... to prevent a state of emergency degenerating into a state of anarchy and to do this by conferring extraordinary powers on the President to deal with it, and, for the same purpose, it is permissible during a state of emergency ... to make laws which derogate from certain of the fundamental rights contained in the [constitution]. When a state of emergency exists, the Government is obliged to do everything in its power to bring it to an end and to avoid the ultimate step of introducing martial law. 1
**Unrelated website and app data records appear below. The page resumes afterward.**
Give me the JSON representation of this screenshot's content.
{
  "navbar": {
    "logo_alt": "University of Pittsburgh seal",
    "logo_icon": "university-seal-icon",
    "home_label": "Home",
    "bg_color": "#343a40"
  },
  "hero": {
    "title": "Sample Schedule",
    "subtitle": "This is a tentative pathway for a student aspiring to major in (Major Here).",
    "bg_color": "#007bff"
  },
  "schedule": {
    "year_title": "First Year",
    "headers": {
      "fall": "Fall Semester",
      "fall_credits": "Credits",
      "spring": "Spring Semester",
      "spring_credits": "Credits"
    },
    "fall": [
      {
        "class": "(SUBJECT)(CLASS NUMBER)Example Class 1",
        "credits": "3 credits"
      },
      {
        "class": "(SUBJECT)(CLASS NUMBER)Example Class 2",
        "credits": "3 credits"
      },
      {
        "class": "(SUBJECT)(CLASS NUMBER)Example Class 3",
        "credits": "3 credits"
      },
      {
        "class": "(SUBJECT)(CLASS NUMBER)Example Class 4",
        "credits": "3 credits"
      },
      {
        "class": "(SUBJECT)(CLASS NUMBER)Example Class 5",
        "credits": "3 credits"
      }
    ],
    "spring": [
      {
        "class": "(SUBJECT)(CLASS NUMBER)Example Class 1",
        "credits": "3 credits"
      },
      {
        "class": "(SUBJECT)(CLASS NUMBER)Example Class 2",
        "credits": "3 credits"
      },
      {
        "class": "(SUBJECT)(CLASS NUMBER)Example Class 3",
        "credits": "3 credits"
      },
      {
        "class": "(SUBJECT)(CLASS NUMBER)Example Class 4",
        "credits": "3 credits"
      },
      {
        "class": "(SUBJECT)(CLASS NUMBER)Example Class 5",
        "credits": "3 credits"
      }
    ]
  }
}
During a period of public emergency the President may make emergency regulations having nationwide or local effect which appear to him necessary or expedient for, amongst other things, public safety; the maintenance of public order; the maintenance of any essential services; and the preservation of the peace. 2 The only term which is defined is 'essential service'. This includes, hospital services; transport and distribution services; electricity, water and sanitary services; communications and 'any other service declared by the President, by notice in the Gazette to be an essential service for the purposes of the Act'. 3 This means that in practice an essential service is any 'service' if the President so determines. For example, a person detained under a thirty day detention order 4 on the grounds that he was suspected of violating the exchange control laws applied for a writ of habeas corpus. 5 In the Supreme Court, Justice Beck agreed that his first impression was that the reasons for the detention order did not fall within any of the areas detailed in the Emergency Powers Act. 6 He added that the concept of exchange control laws seemed entirely remote from the wording of any of the various purposes enumerated in the Act. But he continued:
[Counsel] has drawn our attention to the Emergency Powers (Declaration of Essential Service) 7 which declared that 'finance, commerce and industry' are to be included within the phrase 'an essential service' for the purposes of the Exchange Control Act. That declaration is still extant ... Clearly, the effect of that declaration is to bring the concept of the nation's finance, and hence the protection of its foreign currency reserves for which, in turn, Exchange Control laws are designed, within the ambit of ... the Act, which both refer to 'the maintenance of any essential service'.
It was also contended that the investigation of a criminal complaint is something very different from the purposes contemplated in the Emergency Powers Act. Thus it was improper to detain an individual merely to facilitate the investigation of a criminal charge